→ **Problem statement**
Repeat the entries that follow, exactly as they are written.

Task material Block Start

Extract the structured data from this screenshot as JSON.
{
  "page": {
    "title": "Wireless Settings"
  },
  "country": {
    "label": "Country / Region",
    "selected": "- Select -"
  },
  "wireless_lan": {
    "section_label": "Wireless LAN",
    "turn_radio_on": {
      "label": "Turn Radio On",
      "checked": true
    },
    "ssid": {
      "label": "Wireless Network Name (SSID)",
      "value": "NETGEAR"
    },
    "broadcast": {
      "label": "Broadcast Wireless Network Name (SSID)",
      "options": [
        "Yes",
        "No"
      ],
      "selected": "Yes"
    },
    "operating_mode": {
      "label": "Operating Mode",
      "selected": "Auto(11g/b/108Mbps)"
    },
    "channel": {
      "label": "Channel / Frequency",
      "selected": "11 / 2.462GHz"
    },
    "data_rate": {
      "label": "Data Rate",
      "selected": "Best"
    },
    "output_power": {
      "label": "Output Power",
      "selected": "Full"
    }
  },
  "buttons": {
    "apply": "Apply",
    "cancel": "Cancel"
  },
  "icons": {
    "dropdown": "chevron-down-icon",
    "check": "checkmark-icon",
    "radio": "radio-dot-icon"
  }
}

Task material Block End

→ **Output for this task**
Extract the structured data from this screenshot as JSON.
{
  "page": {
    "title": "Wireless Settings"
  },
  "country": {
    "label": "Country / Region",
    "selected": "- Select -"
  },
  "wireless_lan": {
    "section_label": "Wireless LAN",
    "turn_radio_on": {
      "label": "Turn Radio On",
      "checked": true
    },
    "ssid": {
      "label": "Wireless Network Name (SSID)",
      "value": "NETGEAR"
    },
    "broadcast": {
      "label": "Broadcast Wireless Network Name (SSID)",
      "options": [
        "Yes",
        "No"
      ],
      "selected": "Yes"
    },
    "operating_mode": {
      "label": "Operating Mode",
      "selected": "Auto(11g/b/108Mbps)"
    },
    "channel": {
      "label": "Channel / Frequency",
      "selected": "11 / 2.462GHz"
    },
    "data_rate": {
      "label": "Data Rate",
      "selected": "Best"
    },
    "output_power": {
      "label": "Output Power",
      "selected": "Full"
    }
  },
  "buttons": {
    "apply": "Apply",
    "cancel": "Cancel"
  },
  "icons": {
    "dropdown": "chevron-down-icon",
    "check": "checkmark-icon",
    "radio": "radio-dot-icon"
  }
}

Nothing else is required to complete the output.